#### [WHAT YOU ARE ASKED TO DO]
Set the entries below down again, please. Match them exactly.

#### [Data about app and page elements]
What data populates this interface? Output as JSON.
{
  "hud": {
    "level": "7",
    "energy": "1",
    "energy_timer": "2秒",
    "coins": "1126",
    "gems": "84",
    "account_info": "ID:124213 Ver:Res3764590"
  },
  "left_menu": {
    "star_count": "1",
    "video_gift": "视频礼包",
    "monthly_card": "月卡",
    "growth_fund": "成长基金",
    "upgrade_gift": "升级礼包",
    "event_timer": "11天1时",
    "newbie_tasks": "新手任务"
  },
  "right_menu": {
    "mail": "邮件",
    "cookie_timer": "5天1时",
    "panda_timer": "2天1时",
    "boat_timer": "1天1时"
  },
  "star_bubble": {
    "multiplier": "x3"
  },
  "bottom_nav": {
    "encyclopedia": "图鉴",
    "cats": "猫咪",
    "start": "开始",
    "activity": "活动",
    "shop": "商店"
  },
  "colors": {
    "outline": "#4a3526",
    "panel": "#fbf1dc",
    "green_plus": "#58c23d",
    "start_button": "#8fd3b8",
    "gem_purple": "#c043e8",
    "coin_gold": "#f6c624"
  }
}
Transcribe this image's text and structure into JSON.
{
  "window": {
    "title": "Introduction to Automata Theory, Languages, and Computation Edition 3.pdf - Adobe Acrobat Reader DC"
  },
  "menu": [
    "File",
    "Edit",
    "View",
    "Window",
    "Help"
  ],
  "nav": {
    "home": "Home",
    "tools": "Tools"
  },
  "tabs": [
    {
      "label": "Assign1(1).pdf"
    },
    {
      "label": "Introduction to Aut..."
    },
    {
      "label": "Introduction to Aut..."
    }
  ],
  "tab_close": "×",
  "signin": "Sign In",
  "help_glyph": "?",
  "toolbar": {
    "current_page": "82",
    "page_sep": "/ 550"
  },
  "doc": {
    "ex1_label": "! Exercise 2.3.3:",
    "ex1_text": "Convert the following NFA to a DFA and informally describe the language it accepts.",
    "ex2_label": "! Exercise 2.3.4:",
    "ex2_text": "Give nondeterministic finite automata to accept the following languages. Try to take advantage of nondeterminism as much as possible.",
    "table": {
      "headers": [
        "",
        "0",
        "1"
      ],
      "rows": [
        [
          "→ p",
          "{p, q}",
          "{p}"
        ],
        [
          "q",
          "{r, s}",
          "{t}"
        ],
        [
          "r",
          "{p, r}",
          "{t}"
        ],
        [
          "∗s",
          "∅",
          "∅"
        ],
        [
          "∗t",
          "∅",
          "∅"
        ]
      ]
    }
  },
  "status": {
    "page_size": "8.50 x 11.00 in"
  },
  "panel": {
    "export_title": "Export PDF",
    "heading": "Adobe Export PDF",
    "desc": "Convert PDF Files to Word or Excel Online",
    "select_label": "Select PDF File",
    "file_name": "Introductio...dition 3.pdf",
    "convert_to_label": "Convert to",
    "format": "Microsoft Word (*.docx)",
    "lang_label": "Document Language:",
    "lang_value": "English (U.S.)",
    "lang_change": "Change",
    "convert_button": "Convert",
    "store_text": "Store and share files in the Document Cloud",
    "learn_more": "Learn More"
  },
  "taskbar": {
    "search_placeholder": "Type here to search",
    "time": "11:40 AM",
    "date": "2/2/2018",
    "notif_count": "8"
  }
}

#### [FINAL ANSWER]
What data populates this interface? Output as JSON.
{
  "hud": {
    "level": "7",
    "energy": "1",
    "energy_timer": "2秒",
    "coins": "1126",
    "gems": "84",
    "account_info": "ID:124213 Ver:Res3764590"
  },
  "left_menu": {
    "star_count": "1",
    "video_gift": "视频礼包",
    "monthly_card": "月卡",
    "growth_fund": "成长基金",
    "upgrade_gift": "升级礼包",
    "event_timer": "11天1时",
    "newbie_tasks": "新手任务"
  },
  "right_menu": {
    "mail": "邮件",
    "cookie_timer": "5天1时",
    "panda_timer": "2天1时",
    "boat_timer": "1天1时"
  },
  "star_bubble": {
    "multiplier": "x3"
  },
  "bottom_nav": {
    "encyclopedia": "图鉴",
    "cats": "猫咪",
    "start": "开始",
    "activity": "活动",
    "shop": "商店"
  },
  "colors": {
    "outline": "#4a3526",
    "panel": "#fbf1dc",
    "green_plus": "#58c23d",
    "start_button": "#8fd3b8",
    "gem_purple": "#c043e8",
    "coin_gold": "#f6c624"
  }
}
Transcribe this image's text and structure into JSON.
{
  "window": {
    "title": "Introduction to Automata Theory, Languages, and Computation Edition 3.pdf - Adobe Acrobat Reader DC"
  },
  "menu": [
    "File",
    "Edit",
    "View",
    "Window",
    "Help"
  ],
  "nav": {
    "home": "Home",
    "tools": "Tools"
  },
  "tabs": [
    {
      "label": "Assign1(1).pdf"
    },
    {
      "label": "Introduction to Aut..."
    },
    {
      "label": "Introduction to Aut..."
    }
  ],
  "tab_close": "×",
  "signin": "Sign In",
  "help_glyph": "?",
  "toolbar": {
    "current_page": "82",
    "page_sep": "/ 550"
  },
  "doc": {
    "ex1_label": "! Exercise 2.3.3:",
    "ex1_text": "Convert the following NFA to a DFA and informally describe the language it accepts.",
    "ex2_label": "! Exercise 2.3.4:",
    "ex2_text": "Give nondeterministic finite automata to accept the following languages. Try to take advantage of nondeterminism as much as possible.",
    "table": {
      "headers": [
        "",
        "0",
        "1"
      ],
      "rows": [
        [
          "→ p",
          "{p, q}",
          "{p}"
        ],
        [
          "q",
          "{r, s}",
          "{t}"
        ],
        [
          "r",
          "{p, r}",
          "{t}"
        ],
        [
          "∗s",
          "∅",
          "∅"
        ],
        [
          "∗t",
          "∅",
          "∅"
        ]
      ]
    }
  },
  "status": {
    "page_size": "8.50 x 11.00 in"
  },
  "panel": {
    "export_title": "Export PDF",
    "heading": "Adobe Export PDF",
    "desc": "Convert PDF Files to Word or Excel Online",
    "select_label": "Select PDF File",
    "file_name": "Introductio...dition 3.pdf",
    "convert_to_label": "Convert to",
    "format": "Microsoft Word (*.docx)",
    "lang_label": "Document Language:",
    "lang_value": "English (U.S.)",
    "lang_change": "Change",
    "convert_button": "Convert",
    "store_text": "Store and share files in the Document Cloud",
    "learn_more": "Learn More"
  },
  "taskbar": {
    "search_placeholder": "Type here to search",
    "time": "11:40 AM",
    "date": "2/2/2018",
    "notif_count": "8"
  }
}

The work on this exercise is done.